### Stored data
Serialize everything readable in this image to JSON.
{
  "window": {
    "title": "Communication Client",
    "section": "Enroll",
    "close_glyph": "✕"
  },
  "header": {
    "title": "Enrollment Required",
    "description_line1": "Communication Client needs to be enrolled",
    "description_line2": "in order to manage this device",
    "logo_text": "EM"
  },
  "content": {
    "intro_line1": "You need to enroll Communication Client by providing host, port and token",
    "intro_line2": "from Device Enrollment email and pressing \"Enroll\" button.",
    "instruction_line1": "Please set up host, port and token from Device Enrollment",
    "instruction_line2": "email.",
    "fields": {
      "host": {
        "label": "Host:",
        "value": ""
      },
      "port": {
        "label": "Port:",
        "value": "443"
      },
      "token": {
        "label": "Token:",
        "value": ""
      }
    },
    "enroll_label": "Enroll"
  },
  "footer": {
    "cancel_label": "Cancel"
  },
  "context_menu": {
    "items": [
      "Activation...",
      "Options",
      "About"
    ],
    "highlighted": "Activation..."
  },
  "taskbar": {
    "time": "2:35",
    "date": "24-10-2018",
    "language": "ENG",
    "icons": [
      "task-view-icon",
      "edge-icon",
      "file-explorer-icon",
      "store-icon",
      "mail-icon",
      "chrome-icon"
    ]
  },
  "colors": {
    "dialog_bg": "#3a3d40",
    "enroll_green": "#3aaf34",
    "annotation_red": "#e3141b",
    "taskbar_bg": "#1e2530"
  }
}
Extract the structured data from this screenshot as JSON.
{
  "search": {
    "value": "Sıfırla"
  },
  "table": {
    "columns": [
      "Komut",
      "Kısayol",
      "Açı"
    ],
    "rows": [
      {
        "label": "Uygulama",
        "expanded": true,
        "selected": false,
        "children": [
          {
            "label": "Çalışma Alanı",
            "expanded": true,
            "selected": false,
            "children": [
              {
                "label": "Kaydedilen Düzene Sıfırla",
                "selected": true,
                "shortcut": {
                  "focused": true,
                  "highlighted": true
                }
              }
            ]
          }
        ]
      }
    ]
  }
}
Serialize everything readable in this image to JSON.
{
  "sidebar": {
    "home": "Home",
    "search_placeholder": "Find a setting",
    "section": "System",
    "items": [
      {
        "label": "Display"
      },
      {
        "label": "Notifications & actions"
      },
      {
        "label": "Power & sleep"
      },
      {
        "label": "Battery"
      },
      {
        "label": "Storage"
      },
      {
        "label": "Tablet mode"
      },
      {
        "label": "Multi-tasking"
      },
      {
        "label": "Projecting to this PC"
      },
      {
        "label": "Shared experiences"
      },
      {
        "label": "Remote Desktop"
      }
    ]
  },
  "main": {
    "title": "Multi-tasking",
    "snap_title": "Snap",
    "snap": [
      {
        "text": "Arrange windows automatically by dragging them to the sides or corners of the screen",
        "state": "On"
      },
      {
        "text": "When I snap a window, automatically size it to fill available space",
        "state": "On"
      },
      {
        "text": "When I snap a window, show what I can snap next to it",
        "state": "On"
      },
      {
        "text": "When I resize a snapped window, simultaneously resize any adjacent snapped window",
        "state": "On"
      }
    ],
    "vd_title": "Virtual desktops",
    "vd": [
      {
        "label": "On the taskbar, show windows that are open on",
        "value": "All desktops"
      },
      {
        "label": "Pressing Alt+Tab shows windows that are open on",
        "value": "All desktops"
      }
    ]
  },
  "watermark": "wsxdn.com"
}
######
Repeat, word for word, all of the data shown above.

> **Reply**:
Serialize everything readable in this image to JSON.
{
  "window": {
    "title": "Communication Client",
    "section": "Enroll",
    "close_glyph": "✕"
  },
  "header": {
    "title": "Enrollment Required",
    "description_line1": "Communication Client needs to be enrolled",
    "description_line2": "in order to manage this device",
    "logo_text": "EM"
  },
  "content": {
    "intro_line1": "You need to enroll Communication Client by providing host, port and token",
    "intro_line2": "from Device Enrollment email and pressing \"Enroll\" button.",
    "instruction_line1": "Please set up host, port and token from Device Enrollment",
    "instruction_line2": "email.",
    "fields": {
      "host": {
        "label": "Host:",
        "value": ""
      },
      "port": {
        "label": "Port:",
        "value": "443"
      },
      "token": {
        "label": "Token:",
        "value": ""
      }
    },
    "enroll_label": "Enroll"
  },
  "footer": {
    "cancel_label": "Cancel"
  },
  "context_menu": {
    "items": [
      "Activation...",
      "Options",
      "About"
    ],
    "highlighted": "Activation..."
  },
  "taskbar": {
    "time": "2:35",
    "date": "24-10-2018",
    "language": "ENG",
    "icons": [
      "task-view-icon",
      "edge-icon",
      "file-explorer-icon",
      "store-icon",
      "mail-icon",
      "chrome-icon"
    ]
  },
  "colors": {
    "dialog_bg": "#3a3d40",
    "enroll_green": "#3aaf34",
    "annotation_red": "#e3141b",
    "taskbar_bg": "#1e2530"
  }
}
Extract the structured data from this screenshot as JSON.
{
  "search": {
    "value": "Sıfırla"
  },
  "table": {
    "columns": [
      "Komut",
      "Kısayol",
      "Açı"
    ],
    "rows": [
      {
        "label": "Uygulama",
        "expanded": true,
        "selected": false,
        "children": [
          {
            "label": "Çalışma Alanı",
            "expanded": true,
            "selected": false,
            "children": [
              {
                "label": "Kaydedilen Düzene Sıfırla",
                "selected": true,
                "shortcut": {
                  "focused": true,
                  "highlighted": true
                }
              }
            ]
          }
        ]
      }
    ]
  }
}
Serialize everything readable in this image to JSON.
{
  "sidebar": {
    "home": "Home",
    "search_placeholder": "Find a setting",
    "section": "System",
    "items": [
      {
        "label": "Display"
      },
      {
        "label": "Notifications & actions"
      },
      {
        "label": "Power & sleep"
      },
      {
        "label": "Battery"
      },
      {
        "label": "Storage"
      },
      {
        "label": "Tablet mode"
      },
      {
        "label": "Multi-tasking"
      },
      {
        "label": "Projecting to this PC"
      },
      {
        "label": "Shared experiences"
      },
      {
        "label": "Remote Desktop"
      }
    ]
  },
  "main": {
    "title": "Multi-tasking",
    "snap_title": "Snap",
    "snap": [
      {
        "text": "Arrange windows automatically by dragging them to the sides or corners of the screen",
        "state": "On"
      },
      {
        "text": "When I snap a window, automatically size it to fill available space",
        "state": "On"
      },
      {
        "text": "When I snap a window, show what I can snap next to it",
        "state": "On"
      },
      {
        "text": "When I resize a snapped window, simultaneously resize any adjacent snapped window",
        "state": "On"
      }
    ],
    "vd_title": "Virtual desktops",
    "vd": [
      {
        "label": "On the taskbar, show windows that are open on",
        "value": "All desktops"
      },
      {
        "label": "Pressing Alt+Tab shows windows that are open on",
        "value": "All desktops"
      }
    ]
  },
  "watermark": "wsxdn.com"
}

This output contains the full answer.